Friday, October 30, 2015


Three weeks ago, I called our doctor's office to set up an appointment for our annual flu vaccinations. My husband already got his because he's heading to Haiti next month and it was included in his myriad of travel vaccines. Side note: I've asked him to bring me home at least one child from a Haitian orphanage. I even asked him if he could maybe take Matthew's passport and find a kid who resembled him.

That's what this has come to. International crime. (I might need help.)

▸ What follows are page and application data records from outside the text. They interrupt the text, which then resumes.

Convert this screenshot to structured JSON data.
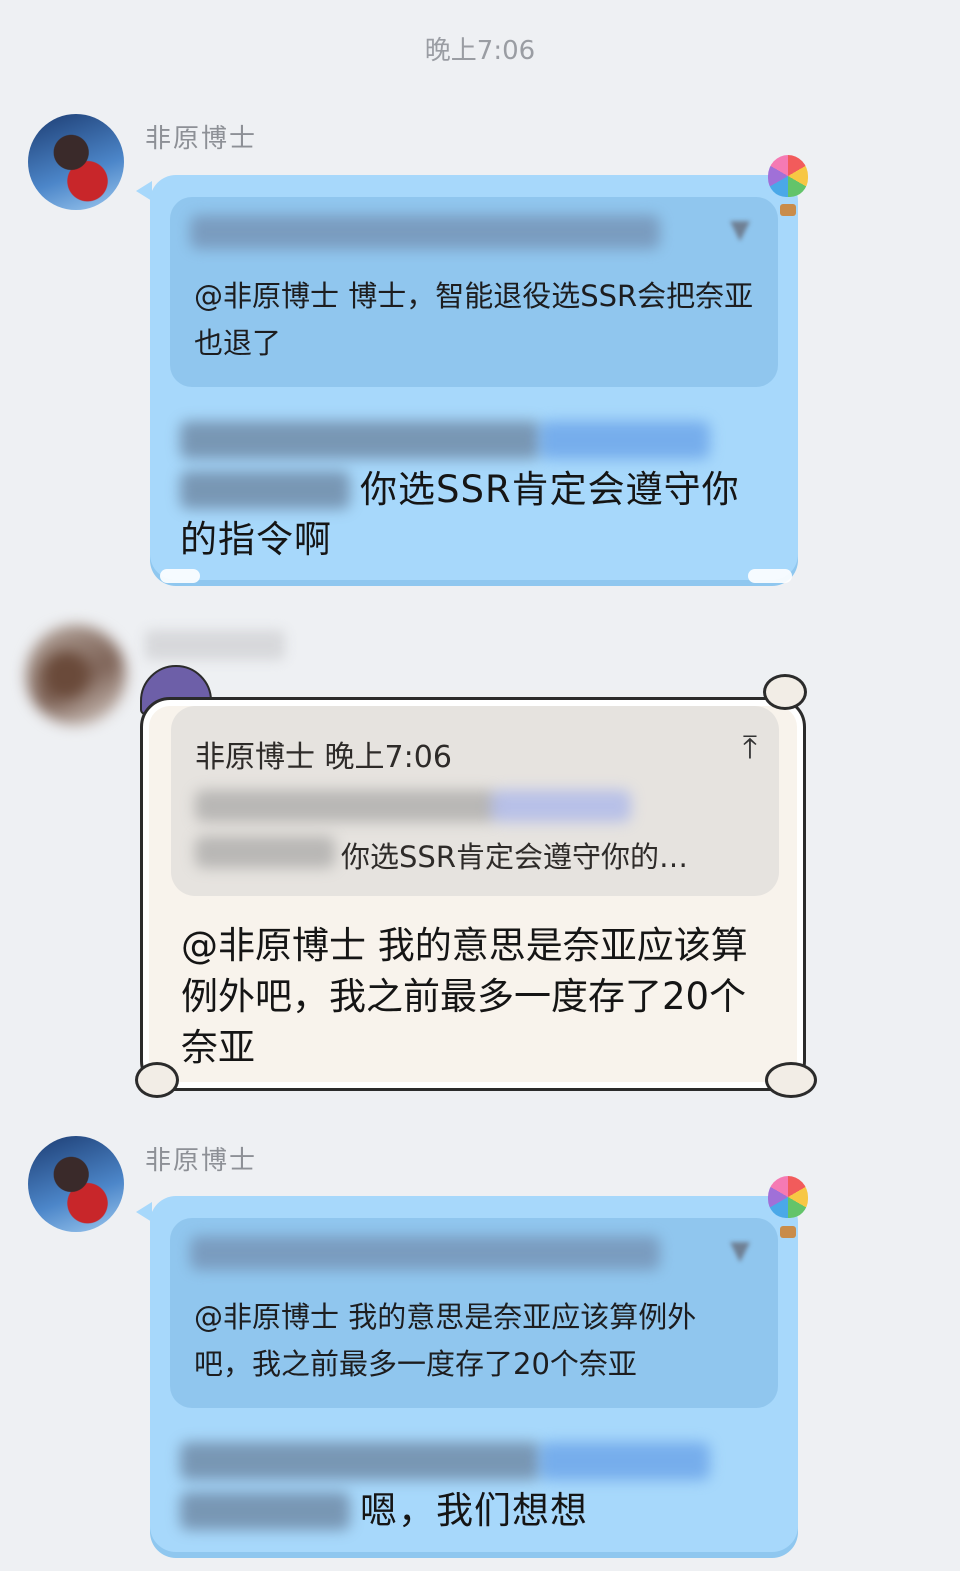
{
  "time_divider": "晚上7:06",
  "messages": [
    {
      "sender": "非原博士",
      "quote": {
        "text": "@非原博士 博士，智能退役选SSR会把奈亚也退了"
      },
      "text": "你选SSR肯定会遵守你的指令啊"
    },
    {
      "sender": "",
      "quote": {
        "header": "非原博士 晚上7:06",
        "text": "你选SSR肯定会遵守你的…"
      },
      "text": "@非原博士 我的意思是奈亚应该算例外吧，我之前最多一度存了20个奈亚"
    },
    {
      "sender": "非原博士",
      "quote": {
        "text": "@非原博士 我的意思是奈亚应该算例外吧，我之前最多一度存了20个奈亚"
      },
      "text": "嗯，我们想想"
    }
  ],
  "icons": {
    "balloon": "hot-air-balloon-icon",
    "quote_arrow": "arrow-up-to-line-icon"
  },
  "colors": {
    "background": "#eef0f3",
    "blue_bubble": "#a7d8fb",
    "cream_bubble": "#f8f3ec"
  }
}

I specifically wanted the mist because it supposedly works a whole lot better. I'm working A LOT (for a stay-at-home mom anyway) during the next four months and we need to keep the flu out of our house. I was assured that the mist would be available and so, yesterday, we trekked to the office.

And wouldn't you know it, there's a nationwide shortage of the mist and our office will probably not be seeing anymore of it this season and only the injection was available. That's fine. We're not needle babies or anything. It's just that I'd all but sworn that we were getting the mist and I don't like to bait and switch my kids like that.

"So, that's frustrating," I informed the receptionist as my nine-year-old made the mental switch from liquid up the nose to needle in the arm. He wasn't speaking to me. The six-year-old looked me straight in the eye and exclaimed, "Oh good! The mist tickles my nose anyway."

Our nurse friend from church came in to say hi and asked if we wanted her to stick us or the other nurse. As it turned out, our friend did mine and Garrett's and the other nurse did Matthew's. The youngest went first and didn't flinch or whine or complain. I went second. Garrett went third. He flared his nostrils slightly and then resumed talking to me.

This morning, Garrett and I woke up with sore arms and Matthew woke up in the best mood of his life. He is NOT a morning person. He never, ever has been. Since the time he was a toddler, I have lamented his teenage years because he ALREADY ACTS LIKE ONE. How much worse will it get? This morning, though, he was so friendly, sweet, and happy. I asked Troy if there was maybe something else in his flu vaccine. A mood altering substance, perhaps?

"What if that really happened?" I asked Troy.

He paused before answering. "Well, I can think of some other people I'd send in for a flu shot."


1 comment:

  1. sounds like the premise of a Robin Cook novel!